Web page and app entries
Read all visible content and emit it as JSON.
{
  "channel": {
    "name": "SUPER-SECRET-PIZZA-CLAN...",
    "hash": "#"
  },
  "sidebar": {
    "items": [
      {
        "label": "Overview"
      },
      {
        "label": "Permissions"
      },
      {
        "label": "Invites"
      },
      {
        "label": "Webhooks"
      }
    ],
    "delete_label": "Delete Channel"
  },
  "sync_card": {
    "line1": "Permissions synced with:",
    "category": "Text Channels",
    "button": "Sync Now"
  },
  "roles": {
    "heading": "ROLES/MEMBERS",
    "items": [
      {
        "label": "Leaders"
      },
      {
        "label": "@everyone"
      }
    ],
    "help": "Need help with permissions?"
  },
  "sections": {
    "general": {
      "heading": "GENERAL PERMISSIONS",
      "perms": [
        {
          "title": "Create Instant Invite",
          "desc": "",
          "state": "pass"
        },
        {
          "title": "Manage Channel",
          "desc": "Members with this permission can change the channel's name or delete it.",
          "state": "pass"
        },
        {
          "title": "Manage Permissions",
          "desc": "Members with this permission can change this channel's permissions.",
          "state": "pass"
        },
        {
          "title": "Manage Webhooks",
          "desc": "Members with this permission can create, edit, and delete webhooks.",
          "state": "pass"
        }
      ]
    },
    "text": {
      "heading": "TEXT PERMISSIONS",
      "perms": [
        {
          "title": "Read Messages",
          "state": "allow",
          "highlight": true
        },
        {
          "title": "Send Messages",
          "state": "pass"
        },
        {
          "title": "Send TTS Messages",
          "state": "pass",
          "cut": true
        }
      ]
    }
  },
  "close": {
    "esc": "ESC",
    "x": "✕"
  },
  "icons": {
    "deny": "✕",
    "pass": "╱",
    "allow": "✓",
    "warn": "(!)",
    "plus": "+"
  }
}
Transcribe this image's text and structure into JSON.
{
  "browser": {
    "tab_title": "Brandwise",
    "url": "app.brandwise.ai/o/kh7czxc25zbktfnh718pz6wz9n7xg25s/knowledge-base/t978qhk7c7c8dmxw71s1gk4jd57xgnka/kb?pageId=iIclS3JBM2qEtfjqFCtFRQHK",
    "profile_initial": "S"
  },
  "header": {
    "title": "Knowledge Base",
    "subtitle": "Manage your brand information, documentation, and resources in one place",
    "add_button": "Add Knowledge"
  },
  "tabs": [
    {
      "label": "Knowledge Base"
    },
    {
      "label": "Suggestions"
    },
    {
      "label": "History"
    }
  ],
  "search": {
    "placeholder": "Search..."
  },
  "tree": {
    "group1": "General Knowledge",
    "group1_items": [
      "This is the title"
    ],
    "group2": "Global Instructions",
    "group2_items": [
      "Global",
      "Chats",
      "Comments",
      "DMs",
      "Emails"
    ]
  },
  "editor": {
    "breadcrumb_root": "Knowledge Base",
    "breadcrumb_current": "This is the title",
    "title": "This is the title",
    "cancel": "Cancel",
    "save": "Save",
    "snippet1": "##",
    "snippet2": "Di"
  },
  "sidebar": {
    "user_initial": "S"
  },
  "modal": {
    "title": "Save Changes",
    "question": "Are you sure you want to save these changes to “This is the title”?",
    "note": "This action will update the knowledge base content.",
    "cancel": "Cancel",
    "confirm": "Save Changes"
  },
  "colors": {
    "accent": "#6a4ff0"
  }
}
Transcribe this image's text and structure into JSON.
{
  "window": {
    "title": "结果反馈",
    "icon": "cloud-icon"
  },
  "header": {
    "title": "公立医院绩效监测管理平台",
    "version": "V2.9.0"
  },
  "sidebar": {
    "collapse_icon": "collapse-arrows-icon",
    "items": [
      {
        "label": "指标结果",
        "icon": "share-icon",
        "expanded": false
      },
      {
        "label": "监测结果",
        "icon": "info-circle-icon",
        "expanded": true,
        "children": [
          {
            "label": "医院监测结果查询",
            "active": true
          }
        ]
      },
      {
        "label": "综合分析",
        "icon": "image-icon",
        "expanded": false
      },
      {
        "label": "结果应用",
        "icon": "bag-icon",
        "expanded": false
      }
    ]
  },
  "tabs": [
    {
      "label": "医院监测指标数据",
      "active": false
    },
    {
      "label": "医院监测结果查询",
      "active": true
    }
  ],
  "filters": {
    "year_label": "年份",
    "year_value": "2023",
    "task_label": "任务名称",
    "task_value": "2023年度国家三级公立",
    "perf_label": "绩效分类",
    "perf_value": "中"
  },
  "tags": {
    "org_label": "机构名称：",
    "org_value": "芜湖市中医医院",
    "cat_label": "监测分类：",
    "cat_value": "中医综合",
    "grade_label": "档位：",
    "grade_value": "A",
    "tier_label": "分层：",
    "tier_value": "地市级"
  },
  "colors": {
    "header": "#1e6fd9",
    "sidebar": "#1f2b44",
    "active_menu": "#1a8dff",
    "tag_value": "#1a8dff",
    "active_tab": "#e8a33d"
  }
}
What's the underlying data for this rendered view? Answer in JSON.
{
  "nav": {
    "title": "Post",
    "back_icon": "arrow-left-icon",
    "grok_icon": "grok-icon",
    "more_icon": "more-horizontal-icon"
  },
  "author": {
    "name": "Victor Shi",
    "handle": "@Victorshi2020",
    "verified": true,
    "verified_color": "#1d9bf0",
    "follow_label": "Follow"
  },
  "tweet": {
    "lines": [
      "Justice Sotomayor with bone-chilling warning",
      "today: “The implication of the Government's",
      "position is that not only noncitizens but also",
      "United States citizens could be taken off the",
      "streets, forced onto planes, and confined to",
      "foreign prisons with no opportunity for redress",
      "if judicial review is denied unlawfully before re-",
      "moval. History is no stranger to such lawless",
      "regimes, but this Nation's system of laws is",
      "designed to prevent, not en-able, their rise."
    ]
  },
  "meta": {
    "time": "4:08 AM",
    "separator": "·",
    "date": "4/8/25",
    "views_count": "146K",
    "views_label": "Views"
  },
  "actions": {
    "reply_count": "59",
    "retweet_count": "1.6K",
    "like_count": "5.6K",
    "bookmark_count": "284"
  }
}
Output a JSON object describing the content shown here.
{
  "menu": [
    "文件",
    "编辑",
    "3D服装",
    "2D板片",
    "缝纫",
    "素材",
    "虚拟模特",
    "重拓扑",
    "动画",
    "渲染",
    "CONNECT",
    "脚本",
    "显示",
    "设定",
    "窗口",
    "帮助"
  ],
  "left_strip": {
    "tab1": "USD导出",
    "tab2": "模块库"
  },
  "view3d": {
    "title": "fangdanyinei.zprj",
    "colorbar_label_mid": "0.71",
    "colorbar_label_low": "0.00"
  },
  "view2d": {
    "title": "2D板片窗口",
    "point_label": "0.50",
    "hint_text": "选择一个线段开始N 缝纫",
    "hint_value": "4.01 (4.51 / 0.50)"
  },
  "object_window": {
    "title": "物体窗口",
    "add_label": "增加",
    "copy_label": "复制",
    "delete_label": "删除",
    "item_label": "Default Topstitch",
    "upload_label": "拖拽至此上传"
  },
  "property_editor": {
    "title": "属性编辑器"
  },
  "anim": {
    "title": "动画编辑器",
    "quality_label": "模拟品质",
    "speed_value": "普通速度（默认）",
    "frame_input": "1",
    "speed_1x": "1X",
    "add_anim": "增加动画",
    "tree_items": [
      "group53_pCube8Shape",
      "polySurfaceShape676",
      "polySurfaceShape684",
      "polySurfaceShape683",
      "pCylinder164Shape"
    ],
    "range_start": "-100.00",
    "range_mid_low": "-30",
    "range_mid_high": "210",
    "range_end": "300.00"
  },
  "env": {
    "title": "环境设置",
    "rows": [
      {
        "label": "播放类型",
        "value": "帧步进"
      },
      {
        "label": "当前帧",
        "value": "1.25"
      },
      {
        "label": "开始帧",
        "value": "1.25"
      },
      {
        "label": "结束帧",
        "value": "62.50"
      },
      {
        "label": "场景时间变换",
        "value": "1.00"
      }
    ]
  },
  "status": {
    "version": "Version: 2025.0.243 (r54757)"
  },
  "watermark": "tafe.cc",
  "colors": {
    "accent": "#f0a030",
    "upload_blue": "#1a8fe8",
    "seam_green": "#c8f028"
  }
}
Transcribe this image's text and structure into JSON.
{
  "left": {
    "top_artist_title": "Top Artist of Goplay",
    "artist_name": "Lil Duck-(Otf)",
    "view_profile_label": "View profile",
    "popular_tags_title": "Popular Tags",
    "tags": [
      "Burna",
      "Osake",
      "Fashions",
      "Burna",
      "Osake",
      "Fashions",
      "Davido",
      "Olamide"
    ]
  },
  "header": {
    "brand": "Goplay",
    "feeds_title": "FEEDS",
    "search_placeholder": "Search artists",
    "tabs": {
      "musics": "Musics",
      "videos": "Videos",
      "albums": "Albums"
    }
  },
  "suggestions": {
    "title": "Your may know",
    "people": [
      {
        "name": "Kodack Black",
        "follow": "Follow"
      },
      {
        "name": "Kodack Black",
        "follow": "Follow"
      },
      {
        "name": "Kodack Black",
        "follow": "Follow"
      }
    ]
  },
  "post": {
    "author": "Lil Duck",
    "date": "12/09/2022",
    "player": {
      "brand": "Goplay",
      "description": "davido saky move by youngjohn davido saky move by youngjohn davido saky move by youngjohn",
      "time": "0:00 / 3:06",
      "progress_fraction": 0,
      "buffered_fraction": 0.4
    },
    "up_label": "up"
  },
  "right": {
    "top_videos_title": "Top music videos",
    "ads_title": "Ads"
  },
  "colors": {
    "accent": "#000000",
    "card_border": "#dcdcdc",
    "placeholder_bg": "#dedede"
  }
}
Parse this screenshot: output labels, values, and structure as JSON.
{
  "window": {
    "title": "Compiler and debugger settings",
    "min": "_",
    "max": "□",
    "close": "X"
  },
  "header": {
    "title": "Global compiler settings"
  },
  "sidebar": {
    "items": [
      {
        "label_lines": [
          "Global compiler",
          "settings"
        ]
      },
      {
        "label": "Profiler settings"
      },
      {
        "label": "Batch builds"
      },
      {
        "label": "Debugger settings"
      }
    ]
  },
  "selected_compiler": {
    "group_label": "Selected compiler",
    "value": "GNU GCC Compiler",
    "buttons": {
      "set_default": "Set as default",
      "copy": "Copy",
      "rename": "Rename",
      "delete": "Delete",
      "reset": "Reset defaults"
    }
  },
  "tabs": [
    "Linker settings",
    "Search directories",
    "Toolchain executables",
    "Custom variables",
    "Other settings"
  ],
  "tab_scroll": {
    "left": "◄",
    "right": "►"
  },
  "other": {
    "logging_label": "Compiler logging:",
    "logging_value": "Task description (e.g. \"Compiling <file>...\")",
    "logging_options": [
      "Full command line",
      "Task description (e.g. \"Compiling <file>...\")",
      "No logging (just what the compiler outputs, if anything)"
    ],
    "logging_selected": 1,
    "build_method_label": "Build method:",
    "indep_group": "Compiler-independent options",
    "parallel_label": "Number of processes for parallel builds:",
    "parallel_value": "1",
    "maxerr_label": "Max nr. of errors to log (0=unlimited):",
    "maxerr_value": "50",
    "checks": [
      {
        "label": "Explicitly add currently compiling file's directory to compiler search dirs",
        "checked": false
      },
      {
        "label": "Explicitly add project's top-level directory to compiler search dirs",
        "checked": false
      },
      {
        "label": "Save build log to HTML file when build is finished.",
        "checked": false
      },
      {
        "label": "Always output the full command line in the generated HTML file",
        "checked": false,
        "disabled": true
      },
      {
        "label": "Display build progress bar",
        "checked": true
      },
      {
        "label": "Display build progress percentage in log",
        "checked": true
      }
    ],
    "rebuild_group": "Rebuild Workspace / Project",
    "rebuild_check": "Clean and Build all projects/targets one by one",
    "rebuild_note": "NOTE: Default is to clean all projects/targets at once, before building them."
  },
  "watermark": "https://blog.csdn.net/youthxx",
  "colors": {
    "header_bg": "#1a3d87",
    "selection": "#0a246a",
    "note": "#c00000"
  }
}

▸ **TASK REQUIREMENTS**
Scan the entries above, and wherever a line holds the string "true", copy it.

▸ **EXERCISE OUTPUT**
          "highlight": true
          "cut": true
        "expanded": true,
            "active": true
      "active": true
    "verified": true,
        "disabled": true
        "checked": true
        "checked": true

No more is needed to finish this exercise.